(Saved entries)
___

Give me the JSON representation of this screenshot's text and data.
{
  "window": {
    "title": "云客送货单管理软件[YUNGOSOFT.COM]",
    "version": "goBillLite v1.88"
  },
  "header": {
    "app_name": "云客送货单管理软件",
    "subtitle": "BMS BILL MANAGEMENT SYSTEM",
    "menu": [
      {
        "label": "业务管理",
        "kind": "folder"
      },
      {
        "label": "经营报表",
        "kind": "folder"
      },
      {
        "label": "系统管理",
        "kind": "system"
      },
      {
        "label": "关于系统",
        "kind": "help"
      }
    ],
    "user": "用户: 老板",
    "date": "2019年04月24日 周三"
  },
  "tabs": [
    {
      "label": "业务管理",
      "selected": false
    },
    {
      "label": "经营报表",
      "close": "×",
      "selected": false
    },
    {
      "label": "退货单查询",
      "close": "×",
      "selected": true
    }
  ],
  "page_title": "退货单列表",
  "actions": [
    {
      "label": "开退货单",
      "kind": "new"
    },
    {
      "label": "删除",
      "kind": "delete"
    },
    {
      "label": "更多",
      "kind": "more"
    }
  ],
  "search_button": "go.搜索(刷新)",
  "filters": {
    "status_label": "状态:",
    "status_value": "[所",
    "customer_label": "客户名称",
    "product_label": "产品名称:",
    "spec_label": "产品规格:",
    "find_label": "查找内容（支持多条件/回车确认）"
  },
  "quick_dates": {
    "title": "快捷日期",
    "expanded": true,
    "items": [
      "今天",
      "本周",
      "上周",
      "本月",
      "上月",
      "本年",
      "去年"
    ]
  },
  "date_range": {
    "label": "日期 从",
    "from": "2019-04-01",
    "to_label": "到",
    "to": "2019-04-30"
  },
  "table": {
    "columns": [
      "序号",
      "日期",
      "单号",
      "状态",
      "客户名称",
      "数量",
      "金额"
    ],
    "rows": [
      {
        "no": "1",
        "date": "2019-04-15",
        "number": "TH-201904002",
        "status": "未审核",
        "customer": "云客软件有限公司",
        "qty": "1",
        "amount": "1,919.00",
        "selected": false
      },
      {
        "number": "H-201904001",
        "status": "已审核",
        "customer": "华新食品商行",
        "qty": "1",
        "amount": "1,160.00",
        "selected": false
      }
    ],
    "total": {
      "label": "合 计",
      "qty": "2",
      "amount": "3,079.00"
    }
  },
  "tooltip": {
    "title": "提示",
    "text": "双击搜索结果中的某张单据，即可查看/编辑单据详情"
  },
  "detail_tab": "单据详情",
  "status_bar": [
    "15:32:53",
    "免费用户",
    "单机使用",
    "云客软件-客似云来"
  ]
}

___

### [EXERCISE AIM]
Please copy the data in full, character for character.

### [RESPONSE AREA]
Give me the JSON representation of this screenshot's text and data.
{
  "window": {
    "title": "云客送货单管理软件[YUNGOSOFT.COM]",
    "version": "goBillLite v1.88"
  },
  "header": {
    "app_name": "云客送货单管理软件",
    "subtitle": "BMS BILL MANAGEMENT SYSTEM",
    "menu": [
      {
        "label": "业务管理",
        "kind": "folder"
      },
      {
        "label": "经营报表",
        "kind": "folder"
      },
      {
        "label": "系统管理",
        "kind": "system"
      },
      {
        "label": "关于系统",
        "kind": "help"
      }
    ],
    "user": "用户: 老板",
    "date": "2019年04月24日 周三"
  },
  "tabs": [
    {
      "label": "业务管理",
      "selected": false
    },
    {
      "label": "经营报表",
      "close": "×",
      "selected": false
    },
    {
      "label": "退货单查询",
      "close": "×",
      "selected": true
    }
  ],
  "page_title": "退货单列表",
  "actions": [
    {
      "label": "开退货单",
      "kind": "new"
    },
    {
      "label": "删除",
      "kind": "delete"
    },
    {
      "label": "更多",
      "kind": "more"
    }
  ],
  "search_button": "go.搜索(刷新)",
  "filters": {
    "status_label": "状态:",
    "status_value": "[所",
    "customer_label": "客户名称",
    "product_label": "产品名称:",
    "spec_label": "产品规格:",
    "find_label": "查找内容（支持多条件/回车确认）"
  },
  "quick_dates": {
    "title": "快捷日期",
    "expanded": true,
    "items": [
      "今天",
      "本周",
      "上周",
      "本月",
      "上月",
      "本年",
      "去年"
    ]
  },
  "date_range": {
    "label": "日期 从",
    "from": "2019-04-01",
    "to_label": "到",
    "to": "2019-04-30"
  },
  "table": {
    "columns": [
      "序号",
      "日期",
      "单号",
      "状态",
      "客户名称",
      "数量",
      "金额"
    ],
    "rows": [
      {
        "no": "1",
        "date": "2019-04-15",
        "number": "TH-201904002",
        "status": "未审核",
        "customer": "云客软件有限公司",
        "qty": "1",
        "amount": "1,919.00",
        "selected": false
      },
      {
        "number": "H-201904001",
        "status": "已审核",
        "customer": "华新食品商行",
        "qty": "1",
        "amount": "1,160.00",
        "selected": false
      }
    ],
    "total": {
      "label": "合 计",
      "qty": "2",
      "amount": "3,079.00"
    }
  },
  "tooltip": {
    "title": "提示",
    "text": "双击搜索结果中的某张单据，即可查看/编辑单据详情"
  },
  "detail_tab": "单据详情",
  "status_bar": [
    "15:32:53",
    "免费用户",
    "单机使用",
    "云客软件-客似云来"
  ]
}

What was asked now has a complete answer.